What has hardly been known is how the Nazis were deluded. It was largely the work of a single man, Juan Pujol Garcia, a Spaniard who fed the Nazis a stream of misleading information from a spy network that existed entirely in his imagination.
Edmon Roch's "Garbo the Spy" is an engrossing documentary that is itself largely a work of the director's imagination. Garcia was code-named "Garbo" because one of his handlers considered him "the greatest actor in the world." Impersonating a man who controlled sources that never existed, he sold the Nazis so convincingly that when he decided one of his spies had to die, the Nazis paid his "widow" a pension.
Based partly on Nigel West's book Operation Garbo: The Personal Story of the Most Successful Spy of World War II, the doc tells the story of an elusive young man from Barcelona who wanted an effect on the war and volunteered his services not once but four times to the British. They eventually accepted him after he had already set up as a free-lancer, feeding his own Nazis contacts information from his fictional network.
Moving to Lisbon, a hotbed of intrigue in Nazi-occupied Europe, he made up most of the information passed on by his "network," and enough of it was true that the Nazis believed him.
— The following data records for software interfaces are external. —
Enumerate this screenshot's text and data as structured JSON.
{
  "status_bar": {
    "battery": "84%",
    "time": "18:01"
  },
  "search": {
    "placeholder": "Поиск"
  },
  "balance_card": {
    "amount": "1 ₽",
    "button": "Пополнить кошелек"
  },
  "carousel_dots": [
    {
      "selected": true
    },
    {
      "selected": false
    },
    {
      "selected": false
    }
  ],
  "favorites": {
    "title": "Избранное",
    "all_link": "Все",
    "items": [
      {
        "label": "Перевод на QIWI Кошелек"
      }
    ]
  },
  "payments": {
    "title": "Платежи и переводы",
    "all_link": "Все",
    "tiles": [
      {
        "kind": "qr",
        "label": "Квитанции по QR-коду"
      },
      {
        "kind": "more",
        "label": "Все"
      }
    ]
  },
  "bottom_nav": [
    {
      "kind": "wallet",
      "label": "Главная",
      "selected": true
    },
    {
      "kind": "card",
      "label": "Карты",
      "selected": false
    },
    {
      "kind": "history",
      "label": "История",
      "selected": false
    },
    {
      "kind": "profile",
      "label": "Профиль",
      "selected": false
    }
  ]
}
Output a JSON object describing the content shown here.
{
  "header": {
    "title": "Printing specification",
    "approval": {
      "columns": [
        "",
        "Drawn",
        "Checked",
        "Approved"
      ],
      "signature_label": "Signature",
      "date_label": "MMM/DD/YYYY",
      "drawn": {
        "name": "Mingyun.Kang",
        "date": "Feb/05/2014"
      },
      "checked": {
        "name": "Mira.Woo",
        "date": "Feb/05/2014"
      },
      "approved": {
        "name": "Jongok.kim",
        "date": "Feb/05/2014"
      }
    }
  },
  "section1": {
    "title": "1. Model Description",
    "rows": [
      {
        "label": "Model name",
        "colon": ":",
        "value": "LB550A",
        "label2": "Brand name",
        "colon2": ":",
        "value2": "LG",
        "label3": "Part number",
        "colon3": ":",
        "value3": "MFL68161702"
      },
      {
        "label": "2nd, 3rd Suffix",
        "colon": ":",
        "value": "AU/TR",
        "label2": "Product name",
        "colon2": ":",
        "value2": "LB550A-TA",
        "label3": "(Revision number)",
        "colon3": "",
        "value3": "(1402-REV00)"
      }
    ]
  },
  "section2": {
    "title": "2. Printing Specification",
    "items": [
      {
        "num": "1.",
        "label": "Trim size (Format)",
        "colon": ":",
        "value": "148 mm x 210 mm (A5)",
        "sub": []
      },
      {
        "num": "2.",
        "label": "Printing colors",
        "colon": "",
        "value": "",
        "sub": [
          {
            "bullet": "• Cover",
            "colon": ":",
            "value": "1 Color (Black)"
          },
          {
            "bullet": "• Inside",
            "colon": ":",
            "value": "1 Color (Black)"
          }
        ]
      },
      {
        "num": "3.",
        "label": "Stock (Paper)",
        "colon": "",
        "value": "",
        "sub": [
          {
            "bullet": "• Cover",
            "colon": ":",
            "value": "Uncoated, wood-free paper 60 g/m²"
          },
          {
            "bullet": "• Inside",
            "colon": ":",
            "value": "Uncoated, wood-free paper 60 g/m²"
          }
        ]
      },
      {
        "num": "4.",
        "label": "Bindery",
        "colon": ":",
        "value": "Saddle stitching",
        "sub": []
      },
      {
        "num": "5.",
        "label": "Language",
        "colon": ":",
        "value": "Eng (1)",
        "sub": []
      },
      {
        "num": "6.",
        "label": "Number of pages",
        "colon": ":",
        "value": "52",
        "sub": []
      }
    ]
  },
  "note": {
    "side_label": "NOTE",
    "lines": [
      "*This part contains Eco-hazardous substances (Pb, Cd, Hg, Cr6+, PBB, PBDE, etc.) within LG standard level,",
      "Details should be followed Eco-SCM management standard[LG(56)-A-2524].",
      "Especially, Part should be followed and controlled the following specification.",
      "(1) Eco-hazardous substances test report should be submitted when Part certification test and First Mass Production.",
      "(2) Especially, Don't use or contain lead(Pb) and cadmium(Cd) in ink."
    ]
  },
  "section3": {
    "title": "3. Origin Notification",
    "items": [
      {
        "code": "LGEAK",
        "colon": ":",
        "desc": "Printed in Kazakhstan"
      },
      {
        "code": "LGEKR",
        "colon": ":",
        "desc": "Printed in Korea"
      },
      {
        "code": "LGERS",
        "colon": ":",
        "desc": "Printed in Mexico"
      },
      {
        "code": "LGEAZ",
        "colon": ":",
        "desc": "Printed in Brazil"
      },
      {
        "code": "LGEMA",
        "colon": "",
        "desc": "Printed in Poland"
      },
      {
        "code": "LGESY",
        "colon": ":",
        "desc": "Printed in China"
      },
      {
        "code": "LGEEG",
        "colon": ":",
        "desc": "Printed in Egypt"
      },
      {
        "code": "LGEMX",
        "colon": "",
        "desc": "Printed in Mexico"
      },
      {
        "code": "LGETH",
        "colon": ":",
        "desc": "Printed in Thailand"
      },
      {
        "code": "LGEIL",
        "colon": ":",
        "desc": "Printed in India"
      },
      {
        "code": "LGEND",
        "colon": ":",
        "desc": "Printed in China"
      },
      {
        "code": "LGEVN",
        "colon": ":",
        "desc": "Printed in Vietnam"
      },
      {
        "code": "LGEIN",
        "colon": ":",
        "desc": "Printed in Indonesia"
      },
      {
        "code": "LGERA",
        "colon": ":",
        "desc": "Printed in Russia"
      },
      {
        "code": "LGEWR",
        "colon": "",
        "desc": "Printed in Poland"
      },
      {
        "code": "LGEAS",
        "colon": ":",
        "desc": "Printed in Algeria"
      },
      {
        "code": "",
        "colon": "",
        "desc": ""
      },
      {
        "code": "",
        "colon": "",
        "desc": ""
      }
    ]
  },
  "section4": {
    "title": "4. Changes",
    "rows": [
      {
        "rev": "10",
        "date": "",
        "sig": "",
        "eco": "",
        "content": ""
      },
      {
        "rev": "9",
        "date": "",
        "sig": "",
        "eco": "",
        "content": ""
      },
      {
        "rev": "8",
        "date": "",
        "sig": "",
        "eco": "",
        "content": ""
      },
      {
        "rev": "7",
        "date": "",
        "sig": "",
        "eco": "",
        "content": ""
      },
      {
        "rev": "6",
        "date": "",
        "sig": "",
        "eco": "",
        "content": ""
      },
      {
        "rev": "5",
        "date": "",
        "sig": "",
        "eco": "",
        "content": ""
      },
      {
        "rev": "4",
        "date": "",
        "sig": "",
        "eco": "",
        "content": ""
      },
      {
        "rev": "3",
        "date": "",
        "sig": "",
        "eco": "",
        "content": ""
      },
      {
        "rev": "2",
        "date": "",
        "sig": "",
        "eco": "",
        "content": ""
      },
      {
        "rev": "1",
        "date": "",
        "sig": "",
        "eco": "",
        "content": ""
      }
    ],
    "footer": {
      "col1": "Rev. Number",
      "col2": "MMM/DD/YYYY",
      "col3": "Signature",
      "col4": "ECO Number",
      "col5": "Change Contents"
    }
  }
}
Over one period of nine months, he even convinced them he was in London. His masterwork was to inform them that the Allies would fake a landing at Normandy to lure the German army there, and then unleash Patton's surprise attack at Calais. They believed him. The fiction worked so well that the Nazis never were up to strength at Normandy, and the fabled Panzer division, while en route there, was diverted to Calais instead.